DATA SUPPLIED –
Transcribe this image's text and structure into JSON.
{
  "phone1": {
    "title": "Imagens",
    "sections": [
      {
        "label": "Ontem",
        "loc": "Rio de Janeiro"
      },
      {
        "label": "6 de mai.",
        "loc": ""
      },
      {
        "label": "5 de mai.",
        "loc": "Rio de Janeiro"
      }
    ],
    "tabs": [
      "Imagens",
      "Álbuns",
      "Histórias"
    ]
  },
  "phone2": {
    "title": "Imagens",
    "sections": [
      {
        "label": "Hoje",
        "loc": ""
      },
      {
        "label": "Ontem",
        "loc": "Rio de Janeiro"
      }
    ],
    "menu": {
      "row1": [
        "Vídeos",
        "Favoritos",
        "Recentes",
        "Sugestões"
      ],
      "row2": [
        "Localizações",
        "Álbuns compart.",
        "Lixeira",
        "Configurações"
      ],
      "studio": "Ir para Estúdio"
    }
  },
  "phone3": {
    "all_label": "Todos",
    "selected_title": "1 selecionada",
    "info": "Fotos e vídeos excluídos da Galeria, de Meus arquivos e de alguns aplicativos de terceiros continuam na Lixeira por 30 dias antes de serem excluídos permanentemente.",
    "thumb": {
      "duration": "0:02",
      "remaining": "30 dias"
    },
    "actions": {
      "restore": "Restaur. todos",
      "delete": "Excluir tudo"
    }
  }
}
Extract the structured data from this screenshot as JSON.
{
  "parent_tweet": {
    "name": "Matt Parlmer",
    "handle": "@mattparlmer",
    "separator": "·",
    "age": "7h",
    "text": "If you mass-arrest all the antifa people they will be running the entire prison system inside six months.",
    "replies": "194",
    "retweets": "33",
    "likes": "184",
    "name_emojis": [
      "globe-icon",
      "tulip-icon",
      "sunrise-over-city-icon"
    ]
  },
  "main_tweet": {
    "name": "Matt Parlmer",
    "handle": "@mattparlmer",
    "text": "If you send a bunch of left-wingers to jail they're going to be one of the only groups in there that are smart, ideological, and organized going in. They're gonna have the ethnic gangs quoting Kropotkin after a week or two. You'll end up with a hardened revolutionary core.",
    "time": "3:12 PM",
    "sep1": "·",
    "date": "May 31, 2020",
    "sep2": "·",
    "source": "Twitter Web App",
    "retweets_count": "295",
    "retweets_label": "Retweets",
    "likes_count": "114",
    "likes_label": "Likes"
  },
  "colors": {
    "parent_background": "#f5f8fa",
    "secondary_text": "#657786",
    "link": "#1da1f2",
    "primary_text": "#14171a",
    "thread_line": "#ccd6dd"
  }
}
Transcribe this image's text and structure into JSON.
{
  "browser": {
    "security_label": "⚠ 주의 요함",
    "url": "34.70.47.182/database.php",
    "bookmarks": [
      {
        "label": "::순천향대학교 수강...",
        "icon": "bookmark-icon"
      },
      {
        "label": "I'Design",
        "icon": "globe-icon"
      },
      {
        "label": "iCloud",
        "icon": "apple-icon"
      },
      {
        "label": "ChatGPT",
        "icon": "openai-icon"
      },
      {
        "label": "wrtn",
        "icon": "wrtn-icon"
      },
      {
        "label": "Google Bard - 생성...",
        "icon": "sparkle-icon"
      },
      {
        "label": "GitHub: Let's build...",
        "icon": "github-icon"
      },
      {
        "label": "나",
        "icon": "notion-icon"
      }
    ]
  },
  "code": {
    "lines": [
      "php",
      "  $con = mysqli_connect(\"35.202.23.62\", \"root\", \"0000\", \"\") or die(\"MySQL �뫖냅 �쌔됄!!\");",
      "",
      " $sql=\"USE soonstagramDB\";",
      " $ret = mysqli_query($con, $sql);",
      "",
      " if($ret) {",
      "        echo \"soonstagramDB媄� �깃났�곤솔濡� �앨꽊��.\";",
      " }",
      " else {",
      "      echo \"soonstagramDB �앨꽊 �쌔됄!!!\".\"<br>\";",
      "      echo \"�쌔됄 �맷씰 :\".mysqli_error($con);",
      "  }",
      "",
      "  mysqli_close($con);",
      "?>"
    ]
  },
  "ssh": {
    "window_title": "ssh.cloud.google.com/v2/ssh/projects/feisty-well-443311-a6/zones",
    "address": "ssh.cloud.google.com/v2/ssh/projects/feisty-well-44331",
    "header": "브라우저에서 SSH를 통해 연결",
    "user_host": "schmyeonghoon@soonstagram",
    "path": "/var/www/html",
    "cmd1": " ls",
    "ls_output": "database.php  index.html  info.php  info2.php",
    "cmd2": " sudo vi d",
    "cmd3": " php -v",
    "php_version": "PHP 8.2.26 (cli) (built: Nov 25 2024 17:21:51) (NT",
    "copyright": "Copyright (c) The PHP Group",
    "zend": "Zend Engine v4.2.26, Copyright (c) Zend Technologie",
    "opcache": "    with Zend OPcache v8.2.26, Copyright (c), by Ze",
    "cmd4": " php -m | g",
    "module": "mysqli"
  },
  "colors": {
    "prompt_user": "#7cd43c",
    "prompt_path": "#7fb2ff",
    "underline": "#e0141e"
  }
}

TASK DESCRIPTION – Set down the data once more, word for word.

ANSWER TO THIS PROBLEM –
Transcribe this image's text and structure into JSON.
{
  "phone1": {
    "title": "Imagens",
    "sections": [
      {
        "label": "Ontem",
        "loc": "Rio de Janeiro"
      },
      {
        "label": "6 de mai.",
        "loc": ""
      },
      {
        "label": "5 de mai.",
        "loc": "Rio de Janeiro"
      }
    ],
    "tabs": [
      "Imagens",
      "Álbuns",
      "Histórias"
    ]
  },
  "phone2": {
    "title": "Imagens",
    "sections": [
      {
        "label": "Hoje",
        "loc": ""
      },
      {
        "label": "Ontem",
        "loc": "Rio de Janeiro"
      }
    ],
    "menu": {
      "row1": [
        "Vídeos",
        "Favoritos",
        "Recentes",
        "Sugestões"
      ],
      "row2": [
        "Localizações",
        "Álbuns compart.",
        "Lixeira",
        "Configurações"
      ],
      "studio": "Ir para Estúdio"
    }
  },
  "phone3": {
    "all_label": "Todos",
    "selected_title": "1 selecionada",
    "info": "Fotos e vídeos excluídos da Galeria, de Meus arquivos e de alguns aplicativos de terceiros continuam na Lixeira por 30 dias antes de serem excluídos permanentemente.",
    "thumb": {
      "duration": "0:02",
      "remaining": "30 dias"
    },
    "actions": {
      "restore": "Restaur. todos",
      "delete": "Excluir tudo"
    }
  }
}
Extract the structured data from this screenshot as JSON.
{
  "parent_tweet": {
    "name": "Matt Parlmer",
    "handle": "@mattparlmer",
    "separator": "·",
    "age": "7h",
    "text": "If you mass-arrest all the antifa people they will be running the entire prison system inside six months.",
    "replies": "194",
    "retweets": "33",
    "likes": "184",
    "name_emojis": [
      "globe-icon",
      "tulip-icon",
      "sunrise-over-city-icon"
    ]
  },
  "main_tweet": {
    "name": "Matt Parlmer",
    "handle": "@mattparlmer",
    "text": "If you send a bunch of left-wingers to jail they're going to be one of the only groups in there that are smart, ideological, and organized going in. They're gonna have the ethnic gangs quoting Kropotkin after a week or two. You'll end up with a hardened revolutionary core.",
    "time": "3:12 PM",
    "sep1": "·",
    "date": "May 31, 2020",
    "sep2": "·",
    "source": "Twitter Web App",
    "retweets_count": "295",
    "retweets_label": "Retweets",
    "likes_count": "114",
    "likes_label": "Likes"
  },
  "colors": {
    "parent_background": "#f5f8fa",
    "secondary_text": "#657786",
    "link": "#1da1f2",
    "primary_text": "#14171a",
    "thread_line": "#ccd6dd"
  }
}
Transcribe this image's text and structure into JSON.
{
  "browser": {
    "security_label": "⚠ 주의 요함",
    "url": "34.70.47.182/database.php",
    "bookmarks": [
      {
        "label": "::순천향대학교 수강...",
        "icon": "bookmark-icon"
      },
      {
        "label": "I'Design",
        "icon": "globe-icon"
      },
      {
        "label": "iCloud",
        "icon": "apple-icon"
      },
      {
        "label": "ChatGPT",
        "icon": "openai-icon"
      },
      {
        "label": "wrtn",
        "icon": "wrtn-icon"
      },
      {
        "label": "Google Bard - 생성...",
        "icon": "sparkle-icon"
      },
      {
        "label": "GitHub: Let's build...",
        "icon": "github-icon"
      },
      {
        "label": "나",
        "icon": "notion-icon"
      }
    ]
  },
  "code": {
    "lines": [
      "php",
      "  $con = mysqli_connect(\"35.202.23.62\", \"root\", \"0000\", \"\") or die(\"MySQL �뫖냅 �쌔됄!!\");",
      "",
      " $sql=\"USE soonstagramDB\";",
      " $ret = mysqli_query($con, $sql);",
      "",
      " if($ret) {",
      "        echo \"soonstagramDB媄� �깃났�곤솔濡� �앨꽊��.\";",
      " }",
      " else {",
      "      echo \"soonstagramDB �앨꽊 �쌔됄!!!\".\"<br>\";",
      "      echo \"�쌔됄 �맷씰 :\".mysqli_error($con);",
      "  }",
      "",
      "  mysqli_close($con);",
      "?>"
    ]
  },
  "ssh": {
    "window_title": "ssh.cloud.google.com/v2/ssh/projects/feisty-well-443311-a6/zones",
    "address": "ssh.cloud.google.com/v2/ssh/projects/feisty-well-44331",
    "header": "브라우저에서 SSH를 통해 연결",
    "user_host": "schmyeonghoon@soonstagram",
    "path": "/var/www/html",
    "cmd1": " ls",
    "ls_output": "database.php  index.html  info.php  info2.php",
    "cmd2": " sudo vi d",
    "cmd3": " php -v",
    "php_version": "PHP 8.2.26 (cli) (built: Nov 25 2024 17:21:51) (NT",
    "copyright": "Copyright (c) The PHP Group",
    "zend": "Zend Engine v4.2.26, Copyright (c) Zend Technologie",
    "opcache": "    with Zend OPcache v8.2.26, Copyright (c), by Ze",
    "cmd4": " php -m | g",
    "module": "mysqli"
  },
  "colors": {
    "prompt_user": "#7cd43c",
    "prompt_path": "#7fb2ff",
    "underline": "#e0141e"
  }
}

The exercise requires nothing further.